Get help with any kind of project - from a high school essay to a PhD dissertation
|Subject area||Arts Entertainment|

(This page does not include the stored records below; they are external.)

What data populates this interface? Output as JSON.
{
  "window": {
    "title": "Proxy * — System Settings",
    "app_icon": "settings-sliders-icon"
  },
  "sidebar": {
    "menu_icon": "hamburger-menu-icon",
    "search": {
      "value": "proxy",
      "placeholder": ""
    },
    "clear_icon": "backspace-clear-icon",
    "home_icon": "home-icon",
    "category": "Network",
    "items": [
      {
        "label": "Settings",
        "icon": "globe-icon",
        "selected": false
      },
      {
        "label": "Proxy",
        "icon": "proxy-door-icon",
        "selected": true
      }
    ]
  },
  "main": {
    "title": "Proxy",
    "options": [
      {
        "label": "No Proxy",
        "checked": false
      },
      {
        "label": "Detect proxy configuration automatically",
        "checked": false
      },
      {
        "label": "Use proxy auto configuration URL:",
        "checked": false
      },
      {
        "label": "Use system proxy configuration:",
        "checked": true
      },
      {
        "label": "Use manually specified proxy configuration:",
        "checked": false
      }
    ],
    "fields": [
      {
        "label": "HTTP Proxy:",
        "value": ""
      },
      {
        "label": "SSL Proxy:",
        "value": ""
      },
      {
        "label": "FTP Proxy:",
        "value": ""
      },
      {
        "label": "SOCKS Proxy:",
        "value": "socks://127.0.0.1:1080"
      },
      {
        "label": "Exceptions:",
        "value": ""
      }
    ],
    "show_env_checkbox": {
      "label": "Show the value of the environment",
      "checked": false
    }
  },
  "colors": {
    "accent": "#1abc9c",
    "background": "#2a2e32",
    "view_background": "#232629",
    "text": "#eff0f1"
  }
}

The two poems, 'Dulce et decorum est' and 'Who's for the game?' Are both very distinct war poems. Though they were both written about the First World War, they both had different functions. The poems have aspects in which they're alike, but they also have really big differences. 1 similarity between the two poems is that they both have names which express positive feelings about war. However, the titles are both used in different manners; 'Who's for the game?' Is an protracted metaphor, because it's repeated again throughout the poem, 'Who is to the game, the biggest that's played' And it's comparing the war into a game, which can be a euphemism in addition to a metaphor. It is a euphemism because war is a really severe, dangerous matter; whereas a match is something that people like and never get seriously injured in. By utilizing this euphemism, Jessie Pope - that the poet -- lessens the severity of warfare, and makes her readers' feel of it as enjoyable, and something which they want to do. On the other hand, 'Dulce et decorum est' is quite a humorous and ironic name. 'Dulce et decorum est' literally translates as 'It's sweet and fitting', and it's a quote from the Roman poet Horace. It's repeated in the previous line of the poem, which is 'Dulce et decorum est Pro patria mori.' This means 'It is sweet and fitting to die for one's nation' However, in Wilfred Owen's view it's a lie, since during his poem that he expresses his feelings on warfare, also gives the impression that you shouldn't go. 'And flound'ring just like a man in fire or lime Dim, through the misty panes and think green pale, as under a green sea, I saw him drowning.' This is showing one of the dreadful manners soldiers at the war can perish. Also this man dying isn't going to rescue t.. .